This is another nearly bare release from Warner Home Video, not unlike the recent Hall Pass. Whereas that was somewhat forgiveable because it's harder to find extras for a film of that nature, this is more disappointing, because Unknown gives us a lot more to chew on. You get two short featurettes that really don't add much.

Liam Neeson: Known Action Hero: This is only four minutes long, and even that's rife with clips from the movie. In between, people talk about how great it was to work with Neeson on the movie. I'm sure it was, but it would have been more interesting (and substantive) if this actually dug more into how he got this "action hero" label put on him.

What Is Known? Don't expect a lot of answers in this piece. It, too, is only a few minutes long and it's more complimentary fluff than anything else. In fact, it actually repeats some of the stuff from the Neeson piece (?!).

There's so much more that could have been done with this set. Whenever there's a conspiracy/mystery thriller, that's got to be worthy of a featurette at least dishing about it, right? How about filming in those awesome foreign locations? Heck, how about putting together one heck of a visually appealing movie? Or at least coming up with eight minutes of original material? Nope.

Maybe WHV's film guys should sit down with the TV guys - granted, they have less to work with, but WHV's film releases pale in comparison to the special features they've put on recent TV DVDs (Chuck, Supernatural, Human Target).

The Bottom Line

Unknown is a decent popcorn flick if you can overlook the flaws; obviously, if you're a Neeson fan or enjoyed Taken, you'll probably love this one.
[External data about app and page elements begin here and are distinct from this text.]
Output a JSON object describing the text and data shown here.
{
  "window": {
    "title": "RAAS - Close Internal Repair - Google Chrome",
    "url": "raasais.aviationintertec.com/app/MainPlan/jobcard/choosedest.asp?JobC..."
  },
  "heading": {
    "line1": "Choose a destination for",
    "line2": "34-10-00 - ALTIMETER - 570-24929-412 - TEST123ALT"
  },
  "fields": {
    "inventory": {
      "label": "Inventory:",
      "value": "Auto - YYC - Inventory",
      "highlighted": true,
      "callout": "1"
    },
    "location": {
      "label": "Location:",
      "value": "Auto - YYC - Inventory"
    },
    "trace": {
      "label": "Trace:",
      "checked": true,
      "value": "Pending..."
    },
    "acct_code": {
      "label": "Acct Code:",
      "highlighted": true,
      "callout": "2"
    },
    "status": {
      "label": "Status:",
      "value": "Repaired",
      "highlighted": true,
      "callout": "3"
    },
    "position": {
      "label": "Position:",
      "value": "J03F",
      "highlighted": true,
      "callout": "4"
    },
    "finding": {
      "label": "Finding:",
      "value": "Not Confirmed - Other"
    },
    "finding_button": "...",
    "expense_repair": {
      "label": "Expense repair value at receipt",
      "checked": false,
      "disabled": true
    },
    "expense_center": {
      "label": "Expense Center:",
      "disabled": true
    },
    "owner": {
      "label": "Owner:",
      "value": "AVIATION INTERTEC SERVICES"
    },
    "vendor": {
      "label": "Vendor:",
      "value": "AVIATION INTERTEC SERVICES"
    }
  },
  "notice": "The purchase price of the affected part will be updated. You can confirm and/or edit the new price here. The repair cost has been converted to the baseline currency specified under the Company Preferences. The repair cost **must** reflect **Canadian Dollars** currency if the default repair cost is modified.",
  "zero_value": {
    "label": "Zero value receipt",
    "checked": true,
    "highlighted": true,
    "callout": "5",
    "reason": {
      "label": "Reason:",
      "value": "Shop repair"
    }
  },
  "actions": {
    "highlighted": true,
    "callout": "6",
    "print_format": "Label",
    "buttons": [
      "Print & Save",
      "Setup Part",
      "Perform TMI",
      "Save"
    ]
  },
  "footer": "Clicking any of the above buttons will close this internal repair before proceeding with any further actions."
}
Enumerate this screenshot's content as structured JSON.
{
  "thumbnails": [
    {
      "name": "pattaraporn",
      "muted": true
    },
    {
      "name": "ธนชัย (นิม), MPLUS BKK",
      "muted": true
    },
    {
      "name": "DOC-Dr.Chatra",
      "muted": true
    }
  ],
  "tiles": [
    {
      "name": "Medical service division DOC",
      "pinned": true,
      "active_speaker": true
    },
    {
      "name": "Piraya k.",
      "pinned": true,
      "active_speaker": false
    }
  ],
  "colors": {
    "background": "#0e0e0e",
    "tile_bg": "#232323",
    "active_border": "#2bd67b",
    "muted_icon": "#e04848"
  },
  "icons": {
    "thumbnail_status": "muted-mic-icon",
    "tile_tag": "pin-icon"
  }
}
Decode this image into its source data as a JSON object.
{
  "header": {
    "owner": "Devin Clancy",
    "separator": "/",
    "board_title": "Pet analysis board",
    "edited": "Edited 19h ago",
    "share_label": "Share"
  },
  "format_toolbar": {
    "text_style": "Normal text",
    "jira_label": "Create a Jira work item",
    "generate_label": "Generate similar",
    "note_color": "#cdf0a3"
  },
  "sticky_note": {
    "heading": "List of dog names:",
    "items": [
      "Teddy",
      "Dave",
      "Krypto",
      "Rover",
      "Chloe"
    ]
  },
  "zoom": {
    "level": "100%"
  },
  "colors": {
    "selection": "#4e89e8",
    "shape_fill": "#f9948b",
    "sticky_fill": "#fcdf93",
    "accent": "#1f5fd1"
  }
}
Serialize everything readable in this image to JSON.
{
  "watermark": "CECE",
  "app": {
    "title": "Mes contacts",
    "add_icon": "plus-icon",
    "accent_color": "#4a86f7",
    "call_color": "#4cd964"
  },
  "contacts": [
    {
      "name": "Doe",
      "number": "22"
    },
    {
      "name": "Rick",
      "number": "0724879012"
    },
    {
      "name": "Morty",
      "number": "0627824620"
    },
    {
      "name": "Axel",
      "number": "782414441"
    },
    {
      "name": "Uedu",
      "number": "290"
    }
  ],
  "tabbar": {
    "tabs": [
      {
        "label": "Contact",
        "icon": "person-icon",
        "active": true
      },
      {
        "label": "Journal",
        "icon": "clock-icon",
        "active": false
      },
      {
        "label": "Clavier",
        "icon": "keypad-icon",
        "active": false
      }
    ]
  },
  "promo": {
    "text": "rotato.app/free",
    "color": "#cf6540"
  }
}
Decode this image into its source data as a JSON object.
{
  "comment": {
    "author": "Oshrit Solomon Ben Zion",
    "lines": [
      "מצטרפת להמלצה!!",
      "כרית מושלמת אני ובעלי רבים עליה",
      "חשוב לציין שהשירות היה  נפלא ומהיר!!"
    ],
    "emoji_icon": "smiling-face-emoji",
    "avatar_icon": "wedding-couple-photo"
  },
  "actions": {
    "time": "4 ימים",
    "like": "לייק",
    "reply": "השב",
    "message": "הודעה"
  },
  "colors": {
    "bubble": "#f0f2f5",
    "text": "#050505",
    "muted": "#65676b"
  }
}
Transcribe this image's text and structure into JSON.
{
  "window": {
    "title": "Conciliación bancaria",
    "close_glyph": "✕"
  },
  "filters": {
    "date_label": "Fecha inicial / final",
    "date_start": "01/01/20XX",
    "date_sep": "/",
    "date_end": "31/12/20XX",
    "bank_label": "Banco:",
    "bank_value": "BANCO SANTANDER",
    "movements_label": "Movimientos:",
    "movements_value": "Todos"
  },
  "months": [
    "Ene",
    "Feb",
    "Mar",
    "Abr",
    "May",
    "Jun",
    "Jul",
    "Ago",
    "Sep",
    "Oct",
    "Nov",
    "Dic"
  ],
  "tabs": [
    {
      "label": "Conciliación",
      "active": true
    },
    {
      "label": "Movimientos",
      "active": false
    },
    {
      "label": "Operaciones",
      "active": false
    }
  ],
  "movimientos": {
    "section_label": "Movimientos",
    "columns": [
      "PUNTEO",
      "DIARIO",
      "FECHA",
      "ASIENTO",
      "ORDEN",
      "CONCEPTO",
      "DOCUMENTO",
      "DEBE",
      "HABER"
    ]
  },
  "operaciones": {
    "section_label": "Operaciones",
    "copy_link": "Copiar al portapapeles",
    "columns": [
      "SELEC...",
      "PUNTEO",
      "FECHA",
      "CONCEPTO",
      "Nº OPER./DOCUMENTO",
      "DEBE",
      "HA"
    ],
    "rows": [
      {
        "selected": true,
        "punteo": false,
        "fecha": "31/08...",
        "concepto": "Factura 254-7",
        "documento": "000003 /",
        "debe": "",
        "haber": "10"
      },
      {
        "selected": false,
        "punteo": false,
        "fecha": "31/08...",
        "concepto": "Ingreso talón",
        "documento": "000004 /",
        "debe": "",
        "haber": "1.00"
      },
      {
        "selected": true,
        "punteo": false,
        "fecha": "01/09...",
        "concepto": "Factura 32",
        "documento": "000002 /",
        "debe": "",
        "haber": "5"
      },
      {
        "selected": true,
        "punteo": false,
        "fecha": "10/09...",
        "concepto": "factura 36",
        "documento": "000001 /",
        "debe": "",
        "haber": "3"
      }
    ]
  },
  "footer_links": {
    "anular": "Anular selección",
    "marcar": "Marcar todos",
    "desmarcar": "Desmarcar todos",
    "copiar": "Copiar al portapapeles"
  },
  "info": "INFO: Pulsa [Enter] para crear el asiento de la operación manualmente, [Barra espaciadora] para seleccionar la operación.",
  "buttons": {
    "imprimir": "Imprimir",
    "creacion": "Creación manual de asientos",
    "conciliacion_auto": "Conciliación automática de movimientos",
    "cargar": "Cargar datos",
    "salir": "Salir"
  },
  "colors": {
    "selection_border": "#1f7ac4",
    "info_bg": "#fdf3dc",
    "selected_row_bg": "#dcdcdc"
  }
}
It's not a movie I'd watch over again, though, and given the lack of special features, I'd say this Blu-Ray is a good rental, but not one that you need to own.